Your answer must be the full listing, reproduced exactly.
+ + + + +
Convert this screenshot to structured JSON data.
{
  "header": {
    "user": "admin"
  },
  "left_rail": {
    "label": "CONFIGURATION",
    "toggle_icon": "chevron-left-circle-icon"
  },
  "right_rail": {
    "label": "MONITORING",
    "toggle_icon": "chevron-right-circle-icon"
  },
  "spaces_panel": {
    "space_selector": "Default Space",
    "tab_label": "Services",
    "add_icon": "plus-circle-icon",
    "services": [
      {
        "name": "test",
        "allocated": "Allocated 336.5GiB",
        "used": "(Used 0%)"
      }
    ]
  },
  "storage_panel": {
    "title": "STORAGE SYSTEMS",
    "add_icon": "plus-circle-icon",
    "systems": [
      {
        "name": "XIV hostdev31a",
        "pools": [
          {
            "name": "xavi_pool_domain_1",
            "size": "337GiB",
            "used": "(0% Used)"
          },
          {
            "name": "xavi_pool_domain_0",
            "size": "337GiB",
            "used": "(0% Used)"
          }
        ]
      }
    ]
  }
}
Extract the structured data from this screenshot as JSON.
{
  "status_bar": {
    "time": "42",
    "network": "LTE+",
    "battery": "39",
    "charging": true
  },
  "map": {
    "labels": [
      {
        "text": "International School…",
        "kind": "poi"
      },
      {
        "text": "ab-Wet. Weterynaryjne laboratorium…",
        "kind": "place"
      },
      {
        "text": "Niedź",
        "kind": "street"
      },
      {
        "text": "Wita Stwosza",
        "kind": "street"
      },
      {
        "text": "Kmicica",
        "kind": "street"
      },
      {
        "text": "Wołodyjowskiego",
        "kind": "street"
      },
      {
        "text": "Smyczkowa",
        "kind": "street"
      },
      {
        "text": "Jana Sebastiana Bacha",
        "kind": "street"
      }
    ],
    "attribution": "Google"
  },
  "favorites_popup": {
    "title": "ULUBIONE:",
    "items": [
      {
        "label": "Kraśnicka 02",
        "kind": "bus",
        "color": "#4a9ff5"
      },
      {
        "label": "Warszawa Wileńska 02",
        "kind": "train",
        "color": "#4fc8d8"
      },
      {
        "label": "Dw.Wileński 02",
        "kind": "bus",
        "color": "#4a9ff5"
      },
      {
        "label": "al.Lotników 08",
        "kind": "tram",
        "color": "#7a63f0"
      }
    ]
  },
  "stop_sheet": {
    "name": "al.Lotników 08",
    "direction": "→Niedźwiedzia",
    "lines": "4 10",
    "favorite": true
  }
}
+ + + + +
* _TASK SOLUTION_:
Convert this screenshot to structured JSON data.
{
  "header": {
    "user": "admin"
  },
  "left_rail": {
    "label": "CONFIGURATION",
    "toggle_icon": "chevron-left-circle-icon"
  },
  "right_rail": {
    "label": "MONITORING",
    "toggle_icon": "chevron-right-circle-icon"
  },
  "spaces_panel": {
    "space_selector": "Default Space",
    "tab_label": "Services",
    "add_icon": "plus-circle-icon",
    "services": [
      {
        "name": "test",
        "allocated": "Allocated 336.5GiB",
        "used": "(Used 0%)"
      }
    ]
  },
  "storage_panel": {
    "title": "STORAGE SYSTEMS",
    "add_icon": "plus-circle-icon",
    "systems": [
      {
        "name": "XIV hostdev31a",
        "pools": [
          {
            "name": "xavi_pool_domain_1",
            "size": "337GiB",
            "used": "(0% Used)"
          },
          {
            "name": "xavi_pool_domain_0",
            "size": "337GiB",
            "used": "(0% Used)"
          }
        ]
      }
    ]
  }
}
Extract the structured data from this screenshot as JSON.
{
  "status_bar": {
    "time": "42",
    "network": "LTE+",
    "battery": "39",
    "charging": true
  },
  "map": {
    "labels": [
      {
        "text": "International School…",
        "kind": "poi"
      },
      {
        "text": "ab-Wet. Weterynaryjne laboratorium…",
        "kind": "place"
      },
      {
        "text": "Niedź",
        "kind": "street"
      },
      {
        "text": "Wita Stwosza",
        "kind": "street"
      },
      {
        "text": "Kmicica",
        "kind": "street"
      },
      {
        "text": "Wołodyjowskiego",
        "kind": "street"
      },
      {
        "text": "Smyczkowa",
        "kind": "street"
      },
      {
        "text": "Jana Sebastiana Bacha",
        "kind": "street"
      }
    ],
    "attribution": "Google"
  },
  "favorites_popup": {
    "title": "ULUBIONE:",
    "items": [
      {
        "label": "Kraśnicka 02",
        "kind": "bus",
        "color": "#4a9ff5"
      },
      {
        "label": "Warszawa Wileńska 02",
        "kind": "train",
        "color": "#4fc8d8"
      },
      {
        "label": "Dw.Wileński 02",
        "kind": "bus",
        "color": "#4a9ff5"
      },
      {
        "label": "al.Lotników 08",
        "kind": "tram",
        "color": "#7a63f0"
      }
    ]
  },
  "stop_sheet": {
    "name": "al.Lotników 08",
    "direction": "→Niedźwiedzia",
    "lines": "4 10",
    "favorite": true
  }
}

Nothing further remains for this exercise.